To reach the total height of \({12}\) centimeters, layers of tiles are needed.

67

A restaurant made \(100\) cups of pudding for a festival.

Customers at the festival will be served \({{\frac{1}{9}}}\) of a cup of pudding per serving. How many customers can the restaurant serve at the festival with the \(100\) cups of pudding?

The restaurant can serve customers at the festival with the \(100\) cups of pudding.

68

A \(2\times4\) piece of lumber in your garage is \({66 {\textstyle\frac{1}{4}}}\) inches long. A second \(2\times4\) is \({38 {\textstyle\frac{1}{8}}}\) inches long. If you lay them end to end, what will the total length be?

The total length will be inches.

69

A \(2\times4\) piece of lumber in your garage is \({42 {\textstyle\frac{1}{8}}}\) inches long. A second \(2\times4\) is \({68 {\textstyle\frac{1}{4}}}\) inches long. If you lay them end to end, what will the total length be?

The total length will be inches.

70

Each page of a book consists of a header, a footer and the middle part. The header is \({{\frac{7}{10}}}\) inches in height; the footer is \({{\frac{9}{20}}}\) inches in height; and the middle part is \({6 {\textstyle\frac{1}{10}}}\) inches in height.

What is the total height of each page in this book? Use mixed number in your answer if needed.

Each page in this book is inches in height.

71

When driving on a high way, noticed a sign saying exit to Johnstown is \(1{{\frac{1}{2}}}\) miles away, while exit to Jerrystown is \(3{{\frac{1}{4}}}\) miles away. How far is Johnstown from Jerrystown?

Johnstown and Jerrystown are miles apart.

72

A cake recipe needs \({1 {\textstyle\frac{1}{5}}}\) cups of flour. Using this recipe, to bake \(6\) cakes, how many cups of flour are needed?

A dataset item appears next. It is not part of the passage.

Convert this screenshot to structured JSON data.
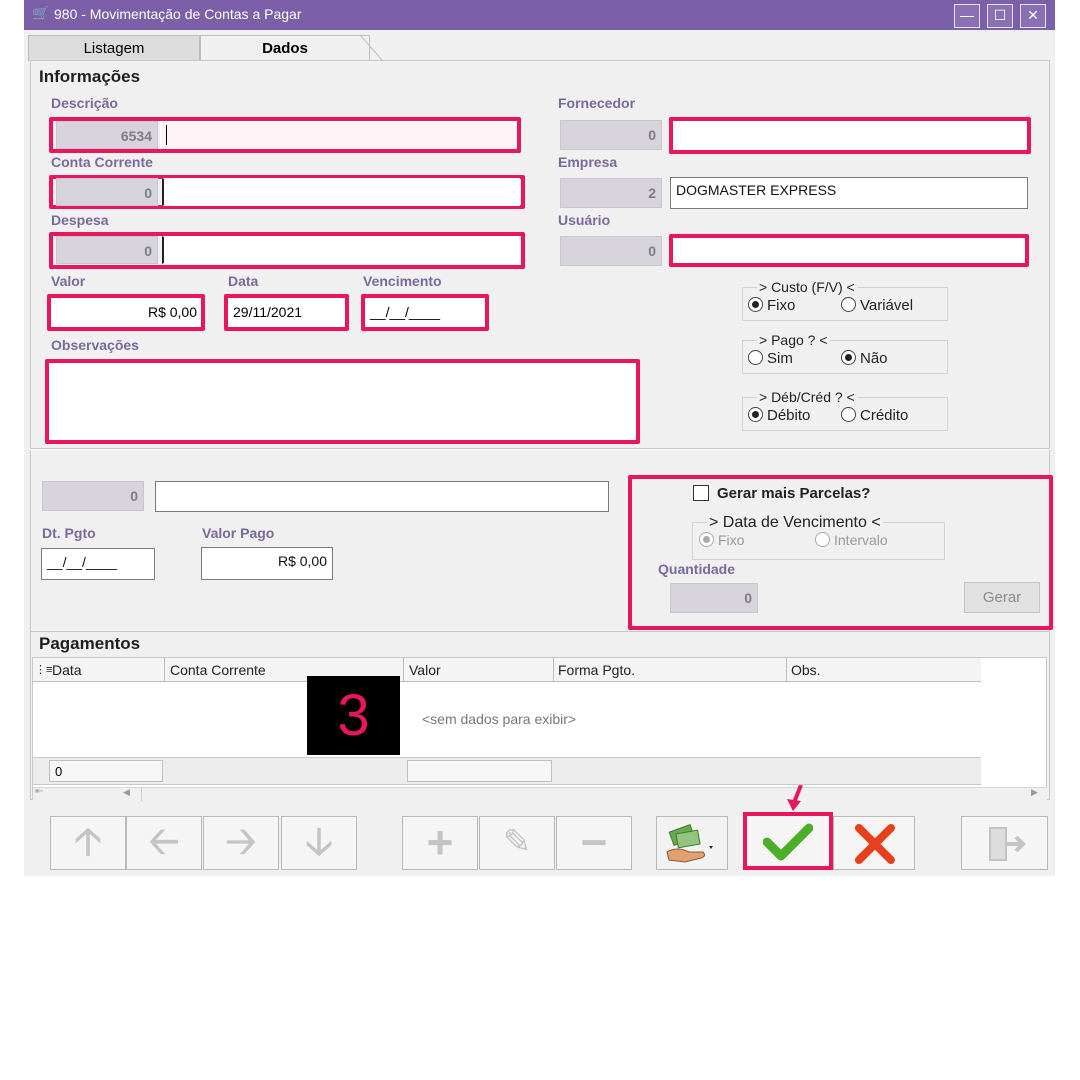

To bake \(6\) cakes, cups of flour are needed.

73

Find the area of the triangle.

Its area is square feet. (Use a fraction in your answer.)